Queens World Film Festival holds screenings in Sunnyside

By Bill Parry

The Queens World Film Festival will help kick off the 3rd annual Sunnyside Restaurant Week on Monday Oct. 19 with a screening of short films at Bliss Plaza, under the 46th St. No. 7 subway station, beginning at 6:30 p.m. QWFF will return with a host of Queens filmmakers for a screening of “Queens-centric” short films at Claret Wine Bar, at 46-02 Skillman Ave., Wednesday Oct. 21, from 7 to 9 p.m.

“We’ll be back on Friday the 23rd with a collection of dark comedy and horror shorts that we’ll screen at the Dog and Duck at 45-20 Skillman Ave.,” QWFF co-founder Katha Cato said. “Dark and twisted, perfect for a Friday night in Autumn. We’re really happy to be doing this in Sunnyside. It’s a very interesting neighborhood.”

Cato, and her husband Don, spent the summer hosting 14 free outdoor screenings for more than 2,500 film aficionados across the borough from the beaches of Rockaway to Hunters Points South Park in Long Island City to their home neighborhood of Jackson Heights.

The cinematic barn-storming by the Catos is all about building the Queens World Film Festival brand. Now heading into its sixth year, it’s become a true international event.

“We’re getting ten submissions a day from places like Serbia, China, Bangladesh, Brazil, Australia and the United Arab Emirates,” Katha said. “And of course from right here in Queens. The quality of the films is just incredible and there are so many submissions that the screening process has grown into a 24-7 operation.”

The Festival is scheduled for March 15 to 20 at the Museum of the Moving Image in Astoria, the Secret Theatre in Long Island City and PS 69 in Jackson Heights. In addition, the Catos run year round programming such as the Young Filmmakers Program and the Old Spice screenings for seniors.

“We’ve expanded our Young Filmmakers Program to include the Central Queens YMCA and to fund that and the other programs we’ve set up an Indiegogo Crowdfunding Campaign,” Katha said. “Don and I can’t sustain it anymore by ourselves. Some of our programs get partial funding from Danny Dromm and Jimmy Van Bramer but for the Festival to truly reach its potential we’ll need more.”

As the QWFF continues to grow she’s hoping to add employees and proper office space.

“It’s too big to be running it from our living room anymore,” Katha said. “This thing has to be a sustainable model to benefit the borough and for that we’ll need 25 full-time employees, from coordinators and technicians to publicists and event planners. You can’t sustain an international event with volunteers.”

Meanwhile, Councilman Daniel Dromm (D-Jackson Heights) and the Ford Foundation are supporting a special free community screening of “In Jackson Heights” on Oct. 23 at PS 69. The Frederick Wiseman documentary is about the neighborhood, one of the most ethnically and culturally diverse communities in the U.S. and the world.
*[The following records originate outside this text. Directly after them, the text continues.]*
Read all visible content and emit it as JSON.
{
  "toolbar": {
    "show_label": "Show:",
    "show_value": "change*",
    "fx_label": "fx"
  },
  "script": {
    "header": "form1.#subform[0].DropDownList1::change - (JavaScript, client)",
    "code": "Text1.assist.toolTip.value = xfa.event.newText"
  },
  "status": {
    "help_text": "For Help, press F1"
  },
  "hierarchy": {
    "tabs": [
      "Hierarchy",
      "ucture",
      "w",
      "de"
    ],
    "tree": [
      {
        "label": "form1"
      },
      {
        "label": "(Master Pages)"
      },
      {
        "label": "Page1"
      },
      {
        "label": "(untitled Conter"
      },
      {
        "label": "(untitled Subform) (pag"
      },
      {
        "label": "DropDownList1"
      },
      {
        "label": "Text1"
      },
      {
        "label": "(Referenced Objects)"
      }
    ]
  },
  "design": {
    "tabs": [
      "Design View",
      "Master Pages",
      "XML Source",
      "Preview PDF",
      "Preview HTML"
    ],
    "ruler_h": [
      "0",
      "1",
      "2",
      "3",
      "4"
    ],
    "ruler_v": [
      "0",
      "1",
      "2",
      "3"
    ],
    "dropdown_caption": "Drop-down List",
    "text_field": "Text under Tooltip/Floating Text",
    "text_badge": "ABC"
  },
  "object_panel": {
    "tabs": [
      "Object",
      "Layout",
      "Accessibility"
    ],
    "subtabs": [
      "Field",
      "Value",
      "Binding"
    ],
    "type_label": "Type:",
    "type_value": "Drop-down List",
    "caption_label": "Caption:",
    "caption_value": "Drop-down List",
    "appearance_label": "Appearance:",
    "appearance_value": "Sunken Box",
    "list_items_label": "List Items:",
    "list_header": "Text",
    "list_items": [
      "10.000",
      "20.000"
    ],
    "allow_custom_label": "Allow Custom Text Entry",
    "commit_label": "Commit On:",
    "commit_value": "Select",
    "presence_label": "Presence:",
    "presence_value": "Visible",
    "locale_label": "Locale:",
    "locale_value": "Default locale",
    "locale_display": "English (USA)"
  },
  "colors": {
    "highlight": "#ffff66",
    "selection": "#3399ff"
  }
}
The subject of the film is the daily life of its people, their businesses, community centers, religions, and political, cultural and social lives as well as the conflict between maintaining ties to traditions of residents’ countries of origin and the need to learn and adapt to American ways and values.

The three-hour-long film starts at 6:30 p.m. Wiseman and Dromm will participate in a question-and-answer session after the screening.

To reserve a ticket go to injheights.bpt.me or call 1-800-838-3006. Tickets are limited.

Reach reporter Bill Parry by e-mail at bparry@cnglocal.com or by phone at (718) 260–4538.